Sheffield leads new networking EPSRC award
28 May 2015
Prof. Jamie Hobbs was recently awarded a £509,648 grant from the Engineering and Physical Sciences Research Council (EPSRC) to facilitate engineering and physical sciences involvement with the antimicrobial resistance (AMR) problem. The Sheffield antimicrobial resistance network (SHAMROK) grant will enable new, and augment existing, research opportunities by developing cross faculty networks within our internationally leading IMAGINE:Imaging Life and Florey Institutes. The network will focus on the development of physical and physicochemical tools for understanding bacteriology and the host response, the development of new surfaces, dressings, and tissue engineering related approaches for preventing infections and improved drug delivery strategies for antimicrobials. The interdisciplinary approach shall make the most of our existing expertise to catalyse truly transformative activities that are unconstrained by traditional discipline boundaries.
Sheffield part of winning consortium to tackle AMR
28 May 2015

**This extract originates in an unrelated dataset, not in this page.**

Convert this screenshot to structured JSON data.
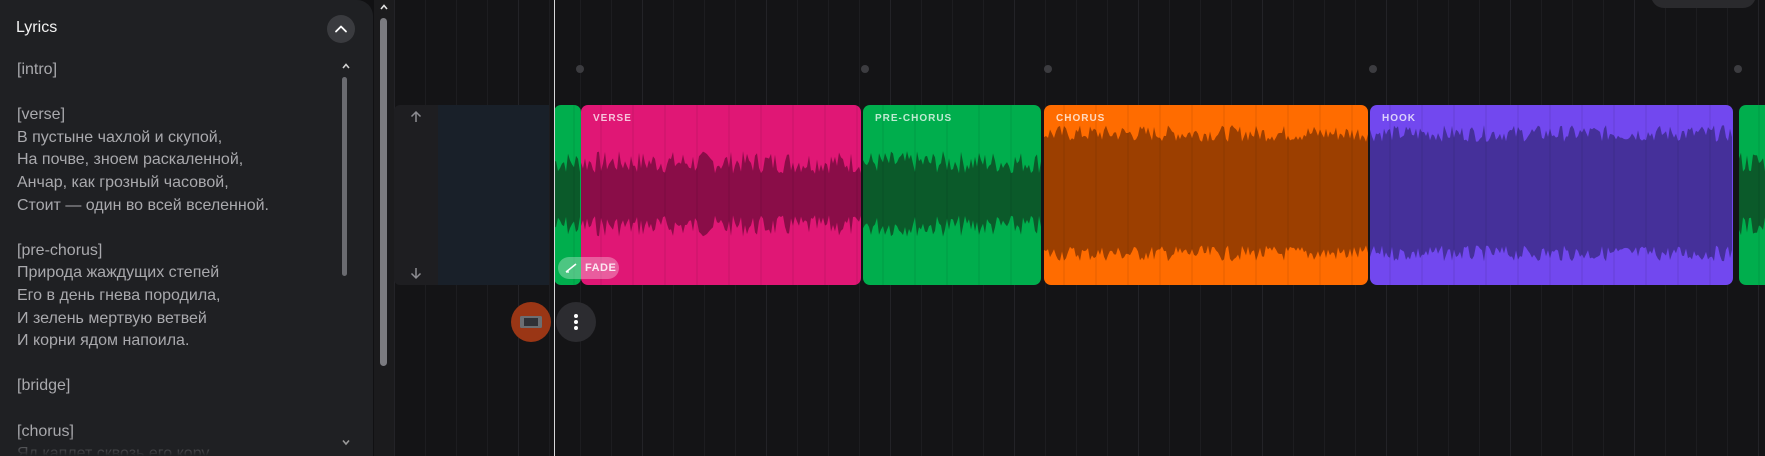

The Medical Research Council (MRC) led cross-council initiative to tackle antimicrobial resistance (AMR) has awarded £3.19 million to the SWON alliance (a multi-partner collaboration between the Universities of Sheffield, Newcastle and Oxford, led by the University of Warwick). The grant aims to tackle AMR by elucidating the fundamental processes of bacterial cell wall synthesis. By funding research into how the cell wall can be targeted by new antibiotics we aim to understand how resistance to antibiotics occurs. The University of Sheffield shall use the IMAGINE infrastructure and our expertise in Staphylococcus aureus (Florey Institute) to analyse how the cell wall is made and how antibiotics can inhibit this process.